[SPOILERS BELOW.] There’s been a lot of discussion about the Netflix release of the TV adaptation of Jay Asher’s book “Thirteen Reasons Why,” particularly backlash about teens emulating what they see on the show, that the show promotes suicidal ideation and suicide itself, that it’s sensational and graphic.
Well, yeah. It’s the story of 17-year old Hannah Baker, who kills herself and leaves behind cassette tapes for 13 people to listen to after she’s gone, so they understand how they are complicit in her death. No one said Jay Asher doesn’t know a good dramatic concept for a novel.
But should it have become a TV Show? There are problems. The primary problem is that it sensationalizes depression, partly with the medium. Clay the narrator is listening to Hannah talk about what led to her death. As a viewer, we become like Clay, interested and compelled to finish to “find out what happens.” But we know what happens–she dies by suicide. People want to know why, and the show gives us many reasons. But the way in which they’re displayed is for entertainment. It glamorizes suicide as a revenge story to be told, a way to “live on” despite creating a very finite end for yourself.
Also, there is a graphic scene at the end depicting Hannah’s suicide that is unnecessary and potentially harmful to people with suicidal ideation.
And yet, I watched the entire thing. Call me curious. Call me older and wiser and not currently at risk. Call me someone on antidepressants. I don’t know what would have happened if I had seen this when I was younger.
People have a right to their opinions about the show. Depression and mental illness (and someday, we will come up with a better term than “mental illness”) are personal, touch people differently, touch their families and friends differently. From my perspective, as someone who battles depression and has been suicidal, I found the show to be truthful in many ways. The extreme embarrassment of teen years, high school, trying to fit in, betrayal…I don’t know what I would have done without my best friend, and a slew of other good friends. I had stability in my family, even if they didn’t understand what was happening with me. I can imagine the horror that social media has inflicted on teens–at least I could go home and escape for a while, even if I couldn’t escape my own thoughts. It was a release. In the show, there is no release for Hannah.
I’ve also worked with teens who have faced similar situations. Not always at the same time, but they are certainly battling the same concerns as adults (fitting in, money, family trouble, rape/consent), just at a younger age and often with fewer choices, power, and resources.

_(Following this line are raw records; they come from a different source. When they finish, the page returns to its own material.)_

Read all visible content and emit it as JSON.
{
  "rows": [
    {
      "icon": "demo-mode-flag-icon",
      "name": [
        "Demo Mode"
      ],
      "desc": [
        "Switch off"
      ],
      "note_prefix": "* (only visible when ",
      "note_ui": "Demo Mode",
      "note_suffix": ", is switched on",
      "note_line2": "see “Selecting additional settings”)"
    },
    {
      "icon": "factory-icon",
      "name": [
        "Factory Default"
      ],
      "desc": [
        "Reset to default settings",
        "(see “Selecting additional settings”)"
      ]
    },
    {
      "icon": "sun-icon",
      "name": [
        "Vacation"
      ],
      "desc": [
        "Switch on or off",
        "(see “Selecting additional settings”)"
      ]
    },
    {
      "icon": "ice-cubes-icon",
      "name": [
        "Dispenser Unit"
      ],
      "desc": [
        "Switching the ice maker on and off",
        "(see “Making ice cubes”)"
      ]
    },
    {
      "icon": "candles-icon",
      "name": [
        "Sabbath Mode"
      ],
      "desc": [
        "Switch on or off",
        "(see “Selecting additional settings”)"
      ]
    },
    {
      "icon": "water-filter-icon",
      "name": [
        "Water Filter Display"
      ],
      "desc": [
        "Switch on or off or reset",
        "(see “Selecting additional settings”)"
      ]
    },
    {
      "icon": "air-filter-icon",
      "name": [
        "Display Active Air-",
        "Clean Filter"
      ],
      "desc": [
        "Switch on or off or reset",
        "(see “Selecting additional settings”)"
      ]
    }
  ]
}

And more hormones.
One reappearing argument against the show is that the words “depression” and “mental illness” are never used. That could make it seem as if Hannah had to kill herself because bad things kept happening to her, and yeah, that’s not a great message. Everyone involved with the show (including producer Selena Gomez and writer Jay Asher) “want to have a discussion” about suicide, but they never make it clear if Hannah is depressed, if it’s bullying that does it, if it’s her rape, etc (the girl goes through a lot). Maybe that’s intentional, to be more broadly understood by a variety of viewers.
But suicide is motivated not only by depression. Depression is listed as the reason 90% of people kill themselves, but traumatic events can also trigger the desire to die (PTSD, war, sexual assault), as can eating disorders/malnutrition, terminal illness, chronic pain, etc. They can also trigger depression, but we can’t say depression is the only reason people become suicidal.
So even now, I’m thinking about this topic and how we talk about it, how depression and mental illness affect suicide, what my teen friends think of it. I would like to hear other perspectives on this, if you have them. But I believe talking openly about suicide is the most important change we could be making right now. We can’t make things better if we don’t talk, and that show has everyone talking, whether or not TV is the appropriate medium. And if this isn’t the way to discuss, what are better ways to get everyone thinking about this? I’m curious who advised the show before they called it a wrap…